The History of Crab Claws: From Catching to Cooking
A plate of freshly cooked crab claws
Crab claws are a delicacy enjoyed around the world, but their journey from the ocean to the dinner table is a fascinating one. In this blog post, we'll explore the history of crab claw harvesting, popular cooking methods, and cultural significance.
Crab Claw Harvesting
Crab claws are harvested from a variety of species, including blue crabs, Dungeness crabs, and stone crabs. The most sustainable method of harvesting crab claws is by trap, which allows for the selective harvesting of mature crabs while minimizing bycatch.
In the United States, the harvesting of stone crab claws is heavily regulated, with only the largest claw of each crab allowed to be harvested. This sustainable harvesting method allows the crab to regenerate its claws, ensuring a future supply for future harvests.
Crab claws are typically cooked using one of three methods: boiling, steaming, or baking. Boiling is the most common method, with the claws cooked in a seasoned water mixture until the shell turns bright red and the meat is fully cooked.
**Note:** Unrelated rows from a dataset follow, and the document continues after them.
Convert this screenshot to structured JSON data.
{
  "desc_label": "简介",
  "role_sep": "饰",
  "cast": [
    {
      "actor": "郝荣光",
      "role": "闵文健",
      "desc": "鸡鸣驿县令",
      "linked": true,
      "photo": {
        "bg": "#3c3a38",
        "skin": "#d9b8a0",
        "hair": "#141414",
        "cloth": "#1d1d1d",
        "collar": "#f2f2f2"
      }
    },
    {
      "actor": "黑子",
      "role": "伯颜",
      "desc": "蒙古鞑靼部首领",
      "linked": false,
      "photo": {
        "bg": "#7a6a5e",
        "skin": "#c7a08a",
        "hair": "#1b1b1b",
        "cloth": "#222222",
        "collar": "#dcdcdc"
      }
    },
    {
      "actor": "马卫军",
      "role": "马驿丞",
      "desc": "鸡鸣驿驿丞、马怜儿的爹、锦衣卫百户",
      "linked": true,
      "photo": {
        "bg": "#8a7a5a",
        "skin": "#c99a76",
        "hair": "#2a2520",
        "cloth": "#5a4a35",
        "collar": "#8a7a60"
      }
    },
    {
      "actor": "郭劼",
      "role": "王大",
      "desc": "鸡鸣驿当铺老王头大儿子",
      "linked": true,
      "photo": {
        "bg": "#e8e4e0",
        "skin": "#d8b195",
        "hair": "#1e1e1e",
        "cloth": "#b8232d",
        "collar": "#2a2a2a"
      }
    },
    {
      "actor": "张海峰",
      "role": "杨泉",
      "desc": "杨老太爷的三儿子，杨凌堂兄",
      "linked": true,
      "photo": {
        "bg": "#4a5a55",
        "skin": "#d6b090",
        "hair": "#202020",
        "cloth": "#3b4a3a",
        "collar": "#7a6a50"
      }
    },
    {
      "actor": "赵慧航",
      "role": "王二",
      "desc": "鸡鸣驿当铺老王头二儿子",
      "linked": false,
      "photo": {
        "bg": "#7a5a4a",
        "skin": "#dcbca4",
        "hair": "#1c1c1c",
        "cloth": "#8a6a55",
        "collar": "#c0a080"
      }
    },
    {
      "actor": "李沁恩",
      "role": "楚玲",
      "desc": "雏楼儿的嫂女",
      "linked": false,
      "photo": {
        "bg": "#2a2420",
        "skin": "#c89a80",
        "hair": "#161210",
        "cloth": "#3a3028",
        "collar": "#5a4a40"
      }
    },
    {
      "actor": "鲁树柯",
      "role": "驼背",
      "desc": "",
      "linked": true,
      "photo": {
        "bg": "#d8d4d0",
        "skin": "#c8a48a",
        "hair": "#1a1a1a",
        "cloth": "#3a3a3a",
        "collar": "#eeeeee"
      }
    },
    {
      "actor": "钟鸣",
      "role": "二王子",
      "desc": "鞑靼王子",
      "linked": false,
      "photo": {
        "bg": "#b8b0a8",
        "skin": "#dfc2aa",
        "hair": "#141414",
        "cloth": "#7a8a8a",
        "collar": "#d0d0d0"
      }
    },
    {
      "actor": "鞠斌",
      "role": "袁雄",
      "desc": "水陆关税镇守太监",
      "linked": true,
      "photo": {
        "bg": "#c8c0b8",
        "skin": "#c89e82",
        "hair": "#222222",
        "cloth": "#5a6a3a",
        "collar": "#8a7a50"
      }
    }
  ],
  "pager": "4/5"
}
Steaming is another popular method, which involves placing the claws in a steamer basket over boiling water until fully cooked. Baking is a less common method but can result in a deliciously crispy and flavorful dish.
Crab claws have a significant cultural significance in many regions. In the Southern United States, blue crabs are a staple of seafood cuisine, with crab boils and steamed crab claws being popular dishes.
In Asian cuisine, crab claws are often served as a symbol of prosperity and good luck, especially during festive occasions. In Chinese cuisine, crab claws are often cooked in a hot and sour soup or stir-fried with vegetables.
Q: Can you eat both claws of a crab?
A: Yes, both claws of a crab can be eaten, but the larger claw is typically more meaty and is considered the delicacy.
Q: Can crab claws be eaten cold?
A: Yes, crab claws can be served cold with a dipping sauce or in a salad.
Q: Are crab claws sustainable to eat?
A: Yes, if harvested using sustainable methods, crab claws can be a sustainable seafood option.
From their humble beginnings in the ocean to their cultural significance on the dinner table, crab claws have a rich history. Whether boiled, steamed, or baked, they remain a delicious and popular seafood delicacy around the world. By understanding their harvesting methods and sustainability, we can continue to enjoy this delicacy for years to come.